### WHAT YOU NEED TO DO
Reproduce the listing exactly, please, with every line intact.
--- --- ---
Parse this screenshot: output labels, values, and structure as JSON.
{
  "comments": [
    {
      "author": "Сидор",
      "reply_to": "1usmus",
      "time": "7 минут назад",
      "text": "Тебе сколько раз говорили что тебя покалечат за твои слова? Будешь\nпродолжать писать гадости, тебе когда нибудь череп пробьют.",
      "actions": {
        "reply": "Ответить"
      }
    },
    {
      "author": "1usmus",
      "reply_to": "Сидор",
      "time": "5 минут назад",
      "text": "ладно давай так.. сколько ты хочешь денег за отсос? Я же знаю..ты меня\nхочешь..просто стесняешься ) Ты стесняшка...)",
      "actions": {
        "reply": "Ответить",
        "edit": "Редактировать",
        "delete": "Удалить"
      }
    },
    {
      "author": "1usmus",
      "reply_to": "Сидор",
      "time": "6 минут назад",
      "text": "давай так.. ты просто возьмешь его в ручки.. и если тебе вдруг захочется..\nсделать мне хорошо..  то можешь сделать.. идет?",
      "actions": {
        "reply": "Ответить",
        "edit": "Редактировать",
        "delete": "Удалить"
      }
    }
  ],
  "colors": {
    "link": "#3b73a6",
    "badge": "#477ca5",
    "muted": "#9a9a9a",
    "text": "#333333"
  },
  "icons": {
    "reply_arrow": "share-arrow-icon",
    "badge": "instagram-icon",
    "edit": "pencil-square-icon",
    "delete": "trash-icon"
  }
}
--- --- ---
### RESULT FOR THIS TASK
Parse this screenshot: output labels, values, and structure as JSON.
{
  "comments": [
    {
      "author": "Сидор",
      "reply_to": "1usmus",
      "time": "7 минут назад",
      "text": "Тебе сколько раз говорили что тебя покалечат за твои слова? Будешь\nпродолжать писать гадости, тебе когда нибудь череп пробьют.",
      "actions": {
        "reply": "Ответить"
      }
    },
    {
      "author": "1usmus",
      "reply_to": "Сидор",
      "time": "5 минут назад",
      "text": "ладно давай так.. сколько ты хочешь денег за отсос? Я же знаю..ты меня\nхочешь..просто стесняешься ) Ты стесняшка...)",
      "actions": {
        "reply": "Ответить",
        "edit": "Редактировать",
        "delete": "Удалить"
      }
    },
    {
      "author": "1usmus",
      "reply_to": "Сидор",
      "time": "6 минут назад",
      "text": "давай так.. ты просто возьмешь его в ручки.. и если тебе вдруг захочется..\nсделать мне хорошо..  то можешь сделать.. идет?",
      "actions": {
        "reply": "Ответить",
        "edit": "Редактировать",
        "delete": "Удалить"
      }
    }
  ],
  "colors": {
    "link": "#3b73a6",
    "badge": "#477ca5",
    "muted": "#9a9a9a",
    "text": "#333333"
  },
  "icons": {
    "reply_arrow": "share-arrow-icon",
    "badge": "instagram-icon",
    "edit": "pencil-square-icon",
    "delete": "trash-icon"
  }
}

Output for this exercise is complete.